“We have two concerns about the communication policy for these stress tests,” began Guzmán, who went on to say that he was awaiting instructions from his superiors regarding the publication of the results, “given their sensitive nature and their implications for extreme market volatility at this stage.
“I hope the Board will understand this common sense of prudence,” he added.
After calling the stress tests “extreme,” “unrealistic” and based on “technically debatable assumptions,” Guzmán continued: “More importantly, technicians have been balanced in their conclusion presentations and directors have been balanced in their written statements, but less well-informed people and the press could interpret the IMF’s advice to the [Spanish] authorities as though the IMF were solely focusing on the importance of maintaining that reserve ammunition for capital injections to the banks.”
The trouble with the banks is, they don’t trust one another but they also don’t trust themselves”
Guzmán went on to say that Spain viewed the other advice regarding structural reforms as more valuable.
The chief economist for Spain, Bob Traa, had recommended that Spain keep “dry gunpowder” in store to deal with possible requests for further public aid to banks, even if at that point it did not seem necessary.
Meanwhile, the representative of the European Central Bank, Georges Pineau, said that Spanish authorities deserved “credit” for their work so far but warned that there could be trouble up ahead, given that 60 percent of the banks’ loans were tied up in the real estate market. “Uncertainty surrounds the savings banks because their exposure to the sector is considerable,” he said.

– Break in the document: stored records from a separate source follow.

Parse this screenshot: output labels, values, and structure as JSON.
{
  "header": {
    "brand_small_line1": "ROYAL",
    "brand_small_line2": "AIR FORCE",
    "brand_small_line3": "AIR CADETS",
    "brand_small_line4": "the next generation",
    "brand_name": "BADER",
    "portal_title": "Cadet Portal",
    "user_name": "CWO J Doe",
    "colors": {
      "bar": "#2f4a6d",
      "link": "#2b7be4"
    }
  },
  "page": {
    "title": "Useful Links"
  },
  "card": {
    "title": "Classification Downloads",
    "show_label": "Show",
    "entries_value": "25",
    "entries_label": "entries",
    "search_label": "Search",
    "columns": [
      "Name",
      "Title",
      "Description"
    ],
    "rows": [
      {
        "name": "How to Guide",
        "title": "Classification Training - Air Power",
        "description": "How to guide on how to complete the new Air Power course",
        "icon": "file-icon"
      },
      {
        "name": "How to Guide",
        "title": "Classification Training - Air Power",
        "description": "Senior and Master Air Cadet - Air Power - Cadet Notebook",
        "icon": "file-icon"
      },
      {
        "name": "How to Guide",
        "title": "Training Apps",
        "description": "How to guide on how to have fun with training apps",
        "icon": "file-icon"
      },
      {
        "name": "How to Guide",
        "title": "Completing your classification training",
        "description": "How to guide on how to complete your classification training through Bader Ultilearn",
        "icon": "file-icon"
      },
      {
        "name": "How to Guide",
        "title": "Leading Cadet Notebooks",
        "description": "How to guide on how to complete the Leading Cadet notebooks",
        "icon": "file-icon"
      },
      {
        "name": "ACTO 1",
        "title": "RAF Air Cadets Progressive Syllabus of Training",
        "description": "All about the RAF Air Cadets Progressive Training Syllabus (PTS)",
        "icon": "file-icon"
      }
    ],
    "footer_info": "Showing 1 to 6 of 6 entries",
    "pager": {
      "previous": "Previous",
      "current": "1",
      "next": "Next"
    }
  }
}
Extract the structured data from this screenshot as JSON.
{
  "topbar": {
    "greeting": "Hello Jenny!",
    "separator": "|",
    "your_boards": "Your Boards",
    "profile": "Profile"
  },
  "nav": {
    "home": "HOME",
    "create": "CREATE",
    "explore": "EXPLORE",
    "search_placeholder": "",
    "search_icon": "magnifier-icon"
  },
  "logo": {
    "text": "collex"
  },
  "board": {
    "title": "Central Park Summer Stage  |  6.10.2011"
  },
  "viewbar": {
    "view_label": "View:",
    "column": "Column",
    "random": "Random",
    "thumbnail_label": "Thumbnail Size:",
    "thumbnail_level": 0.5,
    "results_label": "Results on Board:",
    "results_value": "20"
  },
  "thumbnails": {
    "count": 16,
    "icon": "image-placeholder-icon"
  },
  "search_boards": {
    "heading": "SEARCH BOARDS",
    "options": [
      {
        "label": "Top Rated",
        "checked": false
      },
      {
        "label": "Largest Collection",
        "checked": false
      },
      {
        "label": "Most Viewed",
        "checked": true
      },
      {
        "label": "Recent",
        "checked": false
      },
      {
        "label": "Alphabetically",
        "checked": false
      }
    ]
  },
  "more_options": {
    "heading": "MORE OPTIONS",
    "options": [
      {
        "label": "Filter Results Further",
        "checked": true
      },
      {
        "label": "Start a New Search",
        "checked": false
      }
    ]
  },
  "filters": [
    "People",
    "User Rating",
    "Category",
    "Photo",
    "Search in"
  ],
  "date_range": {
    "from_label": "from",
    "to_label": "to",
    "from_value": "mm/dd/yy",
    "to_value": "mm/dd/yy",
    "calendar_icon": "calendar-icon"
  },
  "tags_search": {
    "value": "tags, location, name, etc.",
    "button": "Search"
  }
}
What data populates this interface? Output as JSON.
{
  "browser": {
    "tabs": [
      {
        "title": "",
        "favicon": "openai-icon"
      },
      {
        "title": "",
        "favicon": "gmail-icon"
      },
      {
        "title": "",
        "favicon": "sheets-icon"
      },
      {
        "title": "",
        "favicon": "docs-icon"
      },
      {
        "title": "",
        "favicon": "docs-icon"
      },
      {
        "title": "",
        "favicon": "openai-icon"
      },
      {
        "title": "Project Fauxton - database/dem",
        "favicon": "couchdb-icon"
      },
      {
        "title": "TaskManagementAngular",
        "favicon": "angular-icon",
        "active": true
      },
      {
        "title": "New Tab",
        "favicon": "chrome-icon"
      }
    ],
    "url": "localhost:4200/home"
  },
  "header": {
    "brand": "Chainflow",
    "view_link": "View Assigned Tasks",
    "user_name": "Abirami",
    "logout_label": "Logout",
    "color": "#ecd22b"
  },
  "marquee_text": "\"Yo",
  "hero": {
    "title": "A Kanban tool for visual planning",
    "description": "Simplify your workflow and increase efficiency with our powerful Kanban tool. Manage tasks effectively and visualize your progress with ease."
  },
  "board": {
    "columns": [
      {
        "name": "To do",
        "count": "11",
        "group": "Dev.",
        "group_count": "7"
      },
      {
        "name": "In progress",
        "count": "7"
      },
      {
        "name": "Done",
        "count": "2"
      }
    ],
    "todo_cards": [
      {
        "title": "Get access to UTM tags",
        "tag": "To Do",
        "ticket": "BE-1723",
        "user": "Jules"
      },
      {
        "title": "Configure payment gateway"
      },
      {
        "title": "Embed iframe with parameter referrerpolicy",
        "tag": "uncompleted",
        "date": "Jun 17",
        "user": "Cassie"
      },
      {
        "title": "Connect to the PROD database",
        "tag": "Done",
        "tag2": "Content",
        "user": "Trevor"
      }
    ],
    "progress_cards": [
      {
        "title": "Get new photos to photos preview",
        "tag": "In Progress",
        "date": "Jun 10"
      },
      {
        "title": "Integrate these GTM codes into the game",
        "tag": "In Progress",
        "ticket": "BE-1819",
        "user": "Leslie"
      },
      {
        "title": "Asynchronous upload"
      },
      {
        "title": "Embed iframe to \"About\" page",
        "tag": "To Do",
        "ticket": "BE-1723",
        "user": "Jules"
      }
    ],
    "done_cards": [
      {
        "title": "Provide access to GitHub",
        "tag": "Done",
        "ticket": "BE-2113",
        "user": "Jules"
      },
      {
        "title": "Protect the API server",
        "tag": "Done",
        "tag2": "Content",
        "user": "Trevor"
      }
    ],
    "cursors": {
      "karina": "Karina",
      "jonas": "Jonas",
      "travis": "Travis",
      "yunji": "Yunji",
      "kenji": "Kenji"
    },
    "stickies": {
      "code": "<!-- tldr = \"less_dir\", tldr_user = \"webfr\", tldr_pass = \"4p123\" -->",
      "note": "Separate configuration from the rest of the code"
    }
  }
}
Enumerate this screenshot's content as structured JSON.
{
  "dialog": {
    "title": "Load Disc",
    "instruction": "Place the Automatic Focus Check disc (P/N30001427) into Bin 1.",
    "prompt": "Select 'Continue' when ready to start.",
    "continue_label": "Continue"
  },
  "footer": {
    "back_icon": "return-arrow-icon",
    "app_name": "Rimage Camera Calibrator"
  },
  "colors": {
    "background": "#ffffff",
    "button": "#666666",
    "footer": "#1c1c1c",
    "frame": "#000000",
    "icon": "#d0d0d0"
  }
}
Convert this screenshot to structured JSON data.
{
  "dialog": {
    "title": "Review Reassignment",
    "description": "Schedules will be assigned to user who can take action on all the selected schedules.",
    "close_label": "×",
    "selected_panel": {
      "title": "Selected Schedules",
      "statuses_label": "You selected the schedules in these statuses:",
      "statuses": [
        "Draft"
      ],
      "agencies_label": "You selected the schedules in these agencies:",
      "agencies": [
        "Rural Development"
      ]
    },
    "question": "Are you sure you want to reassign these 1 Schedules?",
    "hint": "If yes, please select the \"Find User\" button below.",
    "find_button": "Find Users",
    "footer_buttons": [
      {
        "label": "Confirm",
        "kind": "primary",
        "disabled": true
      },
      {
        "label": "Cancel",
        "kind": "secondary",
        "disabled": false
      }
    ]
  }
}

The report that ultimately came out did not insist on the banking system’s weaknesses, but it retained the warnings about capital reserves; the board furthermore warned about the vulnerability of the savings banks.
By October, the Spanish government had announced extraordinary measures to deal with lenders’ liquidity problems because of restricted access to credit and growing bad loan rates.
Five months before the IMF meeting, in October 2008, Spain had created a €50 billion fund to shore up the sector, and raised personal deposit guarantees to €100,000. Loan default rates had been close to five percent that summer, the highest level in 13 years. “The trouble with the banks is that they don’t trust one another, but they also don’t trust themselves,” said Bank of Spain governor Miguel Ángel Fernández Ordóñez at the time.
That budget would eventually become the Orderly Bank Restructuring Fund (FROB), which started out with €9 billion but has the theoretical capability to hand out as much as €100 billion.
The year 2009 saw the beginning of the crisis in the Spanish banking sector, for which the government ultimately did not have the necessary capital reserves. Three years later, Madrid was forced to ask its European colleagues for a bailout to help out its struggling lenders.